■ **Task objective**
Scan the entries that follow for the word "placeholder", then report every line in which it appears.

■ **Dataset excerpts**
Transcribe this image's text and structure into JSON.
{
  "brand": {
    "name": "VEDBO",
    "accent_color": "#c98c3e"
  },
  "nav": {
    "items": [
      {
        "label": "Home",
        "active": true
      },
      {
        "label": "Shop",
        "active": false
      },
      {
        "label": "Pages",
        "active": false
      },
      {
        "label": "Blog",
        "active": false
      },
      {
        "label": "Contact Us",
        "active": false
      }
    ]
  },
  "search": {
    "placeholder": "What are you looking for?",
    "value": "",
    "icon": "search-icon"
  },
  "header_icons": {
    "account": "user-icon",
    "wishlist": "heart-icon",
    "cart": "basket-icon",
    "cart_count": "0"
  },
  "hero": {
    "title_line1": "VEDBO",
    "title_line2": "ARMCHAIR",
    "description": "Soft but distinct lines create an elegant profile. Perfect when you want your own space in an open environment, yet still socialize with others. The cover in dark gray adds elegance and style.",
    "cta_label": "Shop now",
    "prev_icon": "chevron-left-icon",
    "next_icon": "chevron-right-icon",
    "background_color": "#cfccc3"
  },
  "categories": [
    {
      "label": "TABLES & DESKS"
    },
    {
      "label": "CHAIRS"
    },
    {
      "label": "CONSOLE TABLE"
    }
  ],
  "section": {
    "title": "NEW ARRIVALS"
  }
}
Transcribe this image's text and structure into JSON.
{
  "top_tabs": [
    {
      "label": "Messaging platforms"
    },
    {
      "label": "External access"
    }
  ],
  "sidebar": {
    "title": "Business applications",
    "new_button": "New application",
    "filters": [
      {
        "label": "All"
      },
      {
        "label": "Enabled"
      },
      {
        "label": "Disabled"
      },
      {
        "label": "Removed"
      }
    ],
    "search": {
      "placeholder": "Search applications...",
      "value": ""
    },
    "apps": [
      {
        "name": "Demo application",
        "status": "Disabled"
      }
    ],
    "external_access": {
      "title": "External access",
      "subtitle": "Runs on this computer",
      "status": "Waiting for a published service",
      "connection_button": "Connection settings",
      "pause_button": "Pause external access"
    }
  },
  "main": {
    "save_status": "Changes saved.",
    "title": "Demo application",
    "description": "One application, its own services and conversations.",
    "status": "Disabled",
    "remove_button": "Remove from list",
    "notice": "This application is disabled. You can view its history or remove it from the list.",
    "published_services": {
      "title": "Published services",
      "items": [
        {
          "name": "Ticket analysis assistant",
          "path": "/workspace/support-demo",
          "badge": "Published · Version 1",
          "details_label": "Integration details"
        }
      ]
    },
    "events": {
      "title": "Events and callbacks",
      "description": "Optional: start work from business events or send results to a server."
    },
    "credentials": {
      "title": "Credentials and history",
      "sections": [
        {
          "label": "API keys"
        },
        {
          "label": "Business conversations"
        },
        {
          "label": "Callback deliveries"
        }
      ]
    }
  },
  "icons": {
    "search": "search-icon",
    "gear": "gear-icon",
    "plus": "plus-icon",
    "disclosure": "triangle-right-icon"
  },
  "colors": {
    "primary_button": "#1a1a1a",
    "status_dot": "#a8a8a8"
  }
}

■ **Solution to the exercise**
    "placeholder": "What are you looking for?",
      "placeholder": "Search applications...",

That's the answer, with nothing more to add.